**Problem requirements**.
For the word "ensure", search the records and show each line in which it occurs.

Data entries:

==*==

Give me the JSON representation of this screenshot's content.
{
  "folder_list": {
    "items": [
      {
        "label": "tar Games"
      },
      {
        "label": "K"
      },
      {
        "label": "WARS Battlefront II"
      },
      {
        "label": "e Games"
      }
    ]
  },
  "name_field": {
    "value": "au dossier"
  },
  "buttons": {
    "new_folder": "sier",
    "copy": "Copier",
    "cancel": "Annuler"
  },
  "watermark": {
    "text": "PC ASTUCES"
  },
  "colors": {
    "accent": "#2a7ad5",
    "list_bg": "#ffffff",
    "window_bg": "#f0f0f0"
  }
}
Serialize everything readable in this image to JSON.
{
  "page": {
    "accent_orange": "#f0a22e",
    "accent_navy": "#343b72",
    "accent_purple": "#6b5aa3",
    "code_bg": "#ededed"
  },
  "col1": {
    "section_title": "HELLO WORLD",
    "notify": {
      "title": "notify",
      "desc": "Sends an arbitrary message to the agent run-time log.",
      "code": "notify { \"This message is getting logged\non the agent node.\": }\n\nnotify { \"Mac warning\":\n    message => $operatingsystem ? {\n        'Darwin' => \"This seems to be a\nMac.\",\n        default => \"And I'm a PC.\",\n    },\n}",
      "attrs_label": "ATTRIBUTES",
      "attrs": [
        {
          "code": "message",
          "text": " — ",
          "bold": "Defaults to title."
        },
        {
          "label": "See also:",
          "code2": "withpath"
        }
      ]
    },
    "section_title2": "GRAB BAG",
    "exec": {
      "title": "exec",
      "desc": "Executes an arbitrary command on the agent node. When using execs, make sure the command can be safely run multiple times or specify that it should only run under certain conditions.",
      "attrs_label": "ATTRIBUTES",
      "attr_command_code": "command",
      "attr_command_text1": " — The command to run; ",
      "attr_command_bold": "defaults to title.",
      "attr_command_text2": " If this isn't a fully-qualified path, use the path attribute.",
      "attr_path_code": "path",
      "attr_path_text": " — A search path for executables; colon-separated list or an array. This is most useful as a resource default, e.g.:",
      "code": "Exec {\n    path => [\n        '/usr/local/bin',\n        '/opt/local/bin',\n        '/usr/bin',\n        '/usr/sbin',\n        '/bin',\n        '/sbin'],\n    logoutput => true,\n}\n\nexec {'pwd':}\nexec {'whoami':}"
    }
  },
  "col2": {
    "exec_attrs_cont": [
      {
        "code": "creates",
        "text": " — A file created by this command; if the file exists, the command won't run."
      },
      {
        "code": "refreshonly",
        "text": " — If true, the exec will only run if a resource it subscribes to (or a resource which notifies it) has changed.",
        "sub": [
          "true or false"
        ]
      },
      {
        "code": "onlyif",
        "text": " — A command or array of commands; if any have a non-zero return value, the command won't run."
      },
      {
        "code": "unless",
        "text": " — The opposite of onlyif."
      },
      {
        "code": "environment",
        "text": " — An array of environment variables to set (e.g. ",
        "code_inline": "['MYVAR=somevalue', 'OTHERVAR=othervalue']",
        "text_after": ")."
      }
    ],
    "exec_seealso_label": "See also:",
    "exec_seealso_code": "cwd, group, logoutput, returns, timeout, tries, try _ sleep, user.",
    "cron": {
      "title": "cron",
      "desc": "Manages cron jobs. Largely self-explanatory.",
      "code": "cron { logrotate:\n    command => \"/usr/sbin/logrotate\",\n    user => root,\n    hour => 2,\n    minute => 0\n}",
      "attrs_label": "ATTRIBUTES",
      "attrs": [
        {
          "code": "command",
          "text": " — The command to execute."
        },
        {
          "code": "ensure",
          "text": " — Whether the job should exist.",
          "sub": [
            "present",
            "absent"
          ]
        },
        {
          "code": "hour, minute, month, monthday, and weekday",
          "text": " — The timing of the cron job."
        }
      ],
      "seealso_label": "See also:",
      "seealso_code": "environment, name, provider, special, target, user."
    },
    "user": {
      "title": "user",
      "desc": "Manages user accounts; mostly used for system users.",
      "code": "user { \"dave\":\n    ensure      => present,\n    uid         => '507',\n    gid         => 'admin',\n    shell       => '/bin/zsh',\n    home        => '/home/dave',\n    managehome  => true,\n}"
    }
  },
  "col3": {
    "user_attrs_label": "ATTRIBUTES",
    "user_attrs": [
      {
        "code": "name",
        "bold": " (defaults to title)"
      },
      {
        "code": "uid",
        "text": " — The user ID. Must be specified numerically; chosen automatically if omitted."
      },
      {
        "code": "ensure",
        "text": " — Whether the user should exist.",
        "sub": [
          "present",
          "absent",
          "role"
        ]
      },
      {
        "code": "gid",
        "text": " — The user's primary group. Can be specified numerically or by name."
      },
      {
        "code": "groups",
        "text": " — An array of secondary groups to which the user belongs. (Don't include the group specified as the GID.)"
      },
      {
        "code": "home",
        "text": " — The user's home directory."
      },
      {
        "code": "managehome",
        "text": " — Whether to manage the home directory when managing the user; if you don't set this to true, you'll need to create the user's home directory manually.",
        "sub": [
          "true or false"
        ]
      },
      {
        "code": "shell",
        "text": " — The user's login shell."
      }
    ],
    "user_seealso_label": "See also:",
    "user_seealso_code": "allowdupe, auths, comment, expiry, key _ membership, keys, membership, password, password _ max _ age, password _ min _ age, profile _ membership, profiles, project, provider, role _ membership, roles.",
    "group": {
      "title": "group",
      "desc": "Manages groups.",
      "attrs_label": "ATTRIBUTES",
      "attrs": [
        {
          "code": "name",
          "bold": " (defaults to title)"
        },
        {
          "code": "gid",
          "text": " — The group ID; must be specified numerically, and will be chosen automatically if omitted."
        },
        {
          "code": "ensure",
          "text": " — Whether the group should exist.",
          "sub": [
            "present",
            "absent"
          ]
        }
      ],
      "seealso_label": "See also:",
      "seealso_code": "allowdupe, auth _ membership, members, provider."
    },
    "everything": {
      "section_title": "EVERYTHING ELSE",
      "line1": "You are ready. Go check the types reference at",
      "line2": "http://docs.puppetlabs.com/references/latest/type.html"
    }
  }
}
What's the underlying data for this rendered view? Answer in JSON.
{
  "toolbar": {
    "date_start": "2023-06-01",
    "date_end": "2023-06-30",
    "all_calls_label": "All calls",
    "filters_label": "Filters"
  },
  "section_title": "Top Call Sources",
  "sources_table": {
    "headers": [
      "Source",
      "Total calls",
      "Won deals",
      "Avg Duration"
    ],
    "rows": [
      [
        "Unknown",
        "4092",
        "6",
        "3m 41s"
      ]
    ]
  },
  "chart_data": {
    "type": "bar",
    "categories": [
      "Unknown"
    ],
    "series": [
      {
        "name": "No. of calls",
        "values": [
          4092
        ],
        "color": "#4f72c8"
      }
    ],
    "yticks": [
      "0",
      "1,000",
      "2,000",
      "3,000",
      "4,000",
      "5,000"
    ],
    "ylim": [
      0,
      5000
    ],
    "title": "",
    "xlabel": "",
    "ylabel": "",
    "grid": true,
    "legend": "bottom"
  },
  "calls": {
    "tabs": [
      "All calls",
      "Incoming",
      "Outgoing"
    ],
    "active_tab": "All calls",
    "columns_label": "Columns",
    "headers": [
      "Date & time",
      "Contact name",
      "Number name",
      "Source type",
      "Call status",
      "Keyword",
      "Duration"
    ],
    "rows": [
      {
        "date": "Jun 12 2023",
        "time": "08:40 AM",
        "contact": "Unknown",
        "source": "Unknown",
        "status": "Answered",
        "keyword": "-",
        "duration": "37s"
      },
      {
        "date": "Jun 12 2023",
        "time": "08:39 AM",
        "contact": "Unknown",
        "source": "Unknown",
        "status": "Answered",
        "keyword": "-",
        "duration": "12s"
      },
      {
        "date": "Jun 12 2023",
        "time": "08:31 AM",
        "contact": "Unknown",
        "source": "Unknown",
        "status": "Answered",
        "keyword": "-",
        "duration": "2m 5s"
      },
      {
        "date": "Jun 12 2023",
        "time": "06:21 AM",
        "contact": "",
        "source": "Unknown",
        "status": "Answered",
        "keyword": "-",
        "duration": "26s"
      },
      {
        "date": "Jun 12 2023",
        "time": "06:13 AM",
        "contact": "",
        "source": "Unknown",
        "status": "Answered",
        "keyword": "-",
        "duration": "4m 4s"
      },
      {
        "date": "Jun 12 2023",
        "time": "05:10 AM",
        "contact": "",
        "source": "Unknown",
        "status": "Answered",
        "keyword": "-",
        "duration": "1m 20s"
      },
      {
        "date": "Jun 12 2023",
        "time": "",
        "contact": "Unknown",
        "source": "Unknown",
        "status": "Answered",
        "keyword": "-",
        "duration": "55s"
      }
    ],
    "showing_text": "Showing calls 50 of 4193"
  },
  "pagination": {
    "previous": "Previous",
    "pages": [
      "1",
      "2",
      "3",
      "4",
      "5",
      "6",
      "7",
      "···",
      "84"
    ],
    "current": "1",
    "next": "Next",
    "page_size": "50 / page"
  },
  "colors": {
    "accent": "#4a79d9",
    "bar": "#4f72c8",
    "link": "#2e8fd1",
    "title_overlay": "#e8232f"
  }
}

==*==

**Response**.
          "code": "ensure",
      "code": "user { \"dave\":\n    ensure      => present,\n    uid         => '507',\n    gid         => 'admin',\n    shell       => '/bin/zsh',\n    home        => '/home/dave',\n    managehome  => true,\n}"
        "code": "ensure",
          "code": "ensure",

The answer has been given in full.